Download
HTML Embed
HTML EMBED
Click to Copy
Marketplace Morning Report

Want to save the bees? Buy organic.

Oct 18, 2019

Latest Episodes

Download
HTML Embed
HTML EMBED
Click to Copy
Marketplace Morning Report
Download
HTML Embed
HTML EMBED
Click to Copy
Download
HTML Embed
HTML EMBED
Click to Copy
Marketplace
Download
HTML Embed
HTML EMBED
Click to Copy
This Is Uncomfortable
Download
HTML Embed
HTML EMBED
Click to Copy
Marketplace Morning Report
Download
HTML Embed
HTML EMBED
Click to Copy
Marketplace Morning Report
Download
HTML Embed
HTML EMBED
Click to Copy
Marketplace Morning Report
Download
HTML Embed
HTML EMBED
Click to Copy
Download
HTML Embed
HTML EMBED
Click to Copy
Download
HTML Embed
HTML EMBED
Click to Copy
Marketplace Morning Report

Survey finds business leaders are more downbeat

Mitchell Hartman Jun 12, 2019
Share Now on:
HTML EMBED:
COPY
A sign is posted on the window of a closed CVS store on June 10, 2019 in San Francisco, California.
Justin Sullivan/Getty Images

Duke University regularly surveys more than 500 U.S. and foreign chief financial officers (CFOs). Duke economist John Graham calls them: “the numbers people — we want to know what their hiring plans are, what their spending plans are.”

In the U.S., those plans were rosy back in the fall, when Graham said business-leaders’ economic growth expectations peaked. But since September 2018, he says, “there’s been a continued decline in CFO optimism and their general business plans.”

According to the most recent Duke survey, fielded through early June, nearly half (48%) of U.S. CFOs think the economy will be in recession by the second quarter of 2020; 69% predict a recession by the end of 2020.

CFOs outside the U.S. are even more downbeat about future economic growth: 85% in Africa, 63% in Europe, 57% in Asia and 52% in Latin America predicted their country will be in recession by spring 2020.

Graham pointed out that other countries are generally more dependent on foreign trade than the U.S. He said exports account for about 10% of U.S. GDP, but 40% of Mexico’s. That makes many foreign economies more vulnerable to global trade conflicts and tit-for-tat tariffs than the U.S. economy is.

Economist Rob Haworth at U.S. Bank Wealth Management says there is still a good deal of strength in the U.S. economy, with unemployment at a near-50-year low (3.6%), and the labor market tight.

But, Haworth said, “from a business leaders’ perspective, we’re clearly late in this economic cycle.

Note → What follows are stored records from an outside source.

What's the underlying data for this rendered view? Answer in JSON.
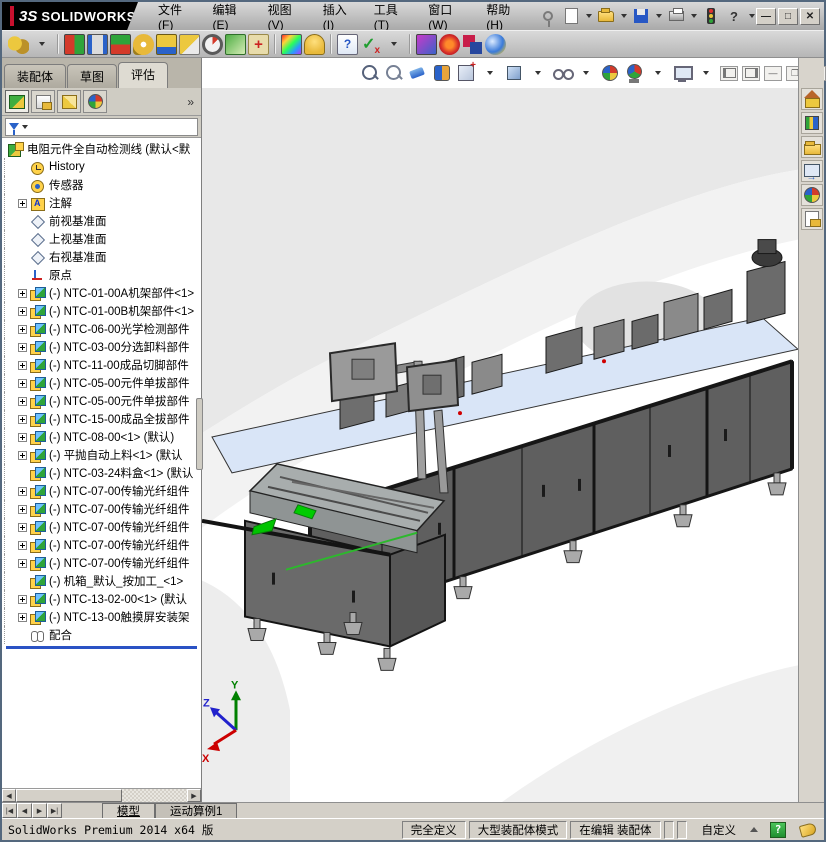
{
  "titlebar": {
    "logo_mark": "3S",
    "logo_text": "SOLIDWORKS",
    "menus": [
      {
        "label": "文件(F)"
      },
      {
        "label": "编辑(E)"
      },
      {
        "label": "视图(V)"
      },
      {
        "label": "插入(I)"
      },
      {
        "label": "工具(T)"
      },
      {
        "label": "窗口(W)"
      },
      {
        "label": "帮助(H)"
      }
    ],
    "window_buttons": [
      {
        "name": "minimize-button",
        "glyph": "—"
      },
      {
        "name": "maximize-button",
        "glyph": "□"
      },
      {
        "name": "close-button",
        "glyph": "✕"
      }
    ]
  },
  "toolbar": {
    "icons": [
      {
        "name": "smart-fasteners-icon",
        "cls": "tb-keys"
      },
      {
        "name": "dropdown-arrow-icon",
        "cls": "dd"
      },
      {
        "name": "separator",
        "cls": "sep",
        "noact": true
      },
      {
        "name": "interference-detection-icon",
        "cls": "tb-interf"
      },
      {
        "name": "clearance-verification-icon",
        "cls": "tb-clear"
      },
      {
        "name": "hole-alignment-icon",
        "cls": "tb-hole"
      },
      {
        "name": "measure-icon",
        "cls": "tb-measure"
      },
      {
        "name": "mass-properties-icon",
        "cls": "tb-mass"
      },
      {
        "name": "section-properties-icon",
        "cls": "tb-section"
      },
      {
        "name": "performance-evaluation-icon",
        "cls": "tb-perf"
      },
      {
        "name": "assembly-visualization-icon",
        "cls": "tb-asmviz"
      },
      {
        "name": "simulationxpress-icon",
        "cls": "tb-simx"
      },
      {
        "name": "separator",
        "cls": "sep",
        "noact": true
      },
      {
        "name": "curvature-icon",
        "cls": "tb-curv"
      },
      {
        "name": "check-document-icon",
        "cls": "tb-bell"
      },
      {
        "name": "separator",
        "cls": "sep",
        "noact": true
      },
      {
        "name": "compare-documents-icon",
        "cls": "tb-compare"
      },
      {
        "name": "verification-check-icon",
        "cls": "tb-verify"
      },
      {
        "name": "dropdown-arrow-icon",
        "cls": "dd"
      },
      {
        "name": "separator",
        "cls": "sep",
        "noact": true
      },
      {
        "name": "appearance-brush-icon",
        "cls": "tb-brush"
      },
      {
        "name": "red-radial-icon",
        "cls": "tb-radial"
      },
      {
        "name": "compare-squares-icon",
        "cls": "tb-squares"
      },
      {
        "name": "color-sphere-icon",
        "cls": "tb-sphere"
      }
    ]
  },
  "command_tabs": [
    {
      "label": "装配体",
      "active": false
    },
    {
      "label": "草图",
      "active": false
    },
    {
      "label": "评估",
      "active": true
    }
  ],
  "manager_tabs": {
    "overflow": "»",
    "icons": [
      {
        "name": "feature-manager-tab-icon",
        "cls": "m-fm",
        "active": true
      },
      {
        "name": "property-manager-tab-icon",
        "cls": "m-pm",
        "active": false
      },
      {
        "name": "configuration-manager-tab-icon",
        "cls": "m-cm",
        "active": false
      },
      {
        "name": "display-manager-tab-icon",
        "cls": "m-dm",
        "active": false
      }
    ]
  },
  "tree": {
    "root_label": "电阻元件全自动检测线  (默认<默",
    "items": [
      {
        "plus": false,
        "icon": "history",
        "label": "History"
      },
      {
        "plus": false,
        "icon": "sensors",
        "label": "传感器"
      },
      {
        "plus": true,
        "icon": "annotations",
        "label": "注解"
      },
      {
        "plus": false,
        "icon": "plane",
        "label": "前视基准面"
      },
      {
        "plus": false,
        "icon": "plane",
        "label": "上视基准面"
      },
      {
        "plus": false,
        "icon": "plane",
        "label": "右视基准面"
      },
      {
        "plus": false,
        "icon": "origin",
        "label": "原点"
      },
      {
        "plus": true,
        "icon": "component",
        "label": "(-) NTC-01-00A机架部件<1>"
      },
      {
        "plus": true,
        "icon": "component",
        "label": "(-) NTC-01-00B机架部件<1>"
      },
      {
        "plus": true,
        "icon": "component",
        "label": "(-) NTC-06-00光学检测部件"
      },
      {
        "plus": true,
        "icon": "component",
        "label": "(-) NTC-03-00分选卸料部件"
      },
      {
        "plus": true,
        "icon": "component",
        "label": "(-) NTC-11-00成品切脚部件"
      },
      {
        "plus": true,
        "icon": "component",
        "label": "(-) NTC-05-00元件单拔部件"
      },
      {
        "plus": true,
        "icon": "component",
        "label": "(-) NTC-05-00元件单拔部件"
      },
      {
        "plus": true,
        "icon": "component",
        "label": "(-) NTC-15-00成品全拔部件"
      },
      {
        "plus": true,
        "icon": "component",
        "label": "(-) NTC-08-00<1>  (默认)"
      },
      {
        "plus": true,
        "icon": "component",
        "label": "(-) 平抛自动上料<1>  (默认"
      },
      {
        "plus": false,
        "icon": "component",
        "label": "(-) NTC-03-24料盒<1>  (默认"
      },
      {
        "plus": true,
        "icon": "component",
        "label": "(-) NTC-07-00传输光纤组件"
      },
      {
        "plus": true,
        "icon": "component",
        "label": "(-) NTC-07-00传输光纤组件"
      },
      {
        "plus": true,
        "icon": "component",
        "label": "(-) NTC-07-00传输光纤组件"
      },
      {
        "plus": true,
        "icon": "component",
        "label": "(-) NTC-07-00传输光纤组件"
      },
      {
        "plus": true,
        "icon": "component",
        "label": "(-) NTC-07-00传输光纤组件"
      },
      {
        "plus": false,
        "icon": "component",
        "label": "(-) 机箱_默认_按加工_<1>"
      },
      {
        "plus": true,
        "icon": "component",
        "label": "(-) NTC-13-02-00<1>  (默认"
      },
      {
        "plus": true,
        "icon": "component",
        "label": "(-) NTC-13-00触摸屏安装架"
      },
      {
        "plus": false,
        "icon": "mates",
        "label": "配合"
      }
    ]
  },
  "hud": {
    "icons": [
      {
        "name": "zoom-to-fit-icon",
        "cls": "hud-zoomfit"
      },
      {
        "name": "zoom-to-area-icon",
        "cls": "hud-zoomarea"
      },
      {
        "name": "previous-view-icon",
        "cls": "hud-prev"
      },
      {
        "name": "section-view-icon",
        "cls": "hud-section"
      },
      {
        "name": "view-orientation-icon",
        "cls": "hud-orient"
      },
      {
        "name": "dropdown-arrow-icon",
        "cls": "dd"
      },
      {
        "name": "display-style-icon",
        "cls": "hud-display"
      },
      {
        "name": "dropdown-arrow-icon",
        "cls": "dd"
      },
      {
        "name": "hide-show-items-icon",
        "cls": "hud-glasses"
      },
      {
        "name": "dropdown-arrow-icon",
        "cls": "dd"
      },
      {
        "name": "edit-appearance-icon",
        "cls": "hud-appearance"
      },
      {
        "name": "apply-scene-icon",
        "cls": "hud-scene"
      },
      {
        "name": "dropdown-arrow-icon",
        "cls": "dd"
      },
      {
        "name": "view-settings-icon",
        "cls": "hud-settings"
      },
      {
        "name": "dropdown-arrow-icon",
        "cls": "dd"
      }
    ]
  },
  "taskpane": {
    "icons": [
      {
        "name": "solidworks-resources-icon",
        "cls": "tp-home"
      },
      {
        "name": "design-library-icon",
        "cls": "tp-lib"
      },
      {
        "name": "file-explorer-icon",
        "cls": "tp-folder"
      },
      {
        "name": "view-palette-icon",
        "cls": "tp-palette"
      },
      {
        "name": "appearances-scenes-icon",
        "cls": "tp-ball"
      },
      {
        "name": "custom-properties-icon",
        "cls": "tp-props"
      }
    ]
  },
  "viewport": {
    "triad": {
      "x": "X",
      "y": "Y",
      "z": "Z"
    },
    "colors": {
      "table_top": "#d9e5f7",
      "cabinet_front": "#5f5f5f",
      "cabinet_left": "#6a6a6a",
      "frame": "#161616",
      "accent_green": "#00cc00",
      "feeder": "#a8adad"
    }
  },
  "model_tabs": {
    "tabs": [
      {
        "label": "模型",
        "active": true
      },
      {
        "label": "运动算例1",
        "active": false
      }
    ]
  },
  "statusbar": {
    "left_text": "SolidWorks Premium 2014 x64 版",
    "segments": [
      "完全定义",
      "大型装配体模式",
      "在编辑  装配体"
    ],
    "custom_label": "自定义"
  }
}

The tax cuts are behind us. There’s not a lot of lift to help them in their businesses as they look forward.”

If you’re a member of your local public radio station, we thank you — because your support helps those stations keep programs like Marketplace on the air.  But for Marketplace to continue to grow, we need additional investment from those who care most about what we do: superfans like you.

Your donation — as little as $5 — helps us create more content that matters to you and your community, and to reach more people where they are – whether that’s radio, podcasts or online.

When you contribute directly to Marketplace, you become a partner in that mission: someone who understands that when we all get smarter, everybody wins.

Check Your Balance ™️
Check Your Balance ™️
Personal finance from Marketplace. Where the economy, your personal life and money meet.

Thank you to all the donors who made our fall drive a success!

It’s Investors like you that keep Marketplace going strong!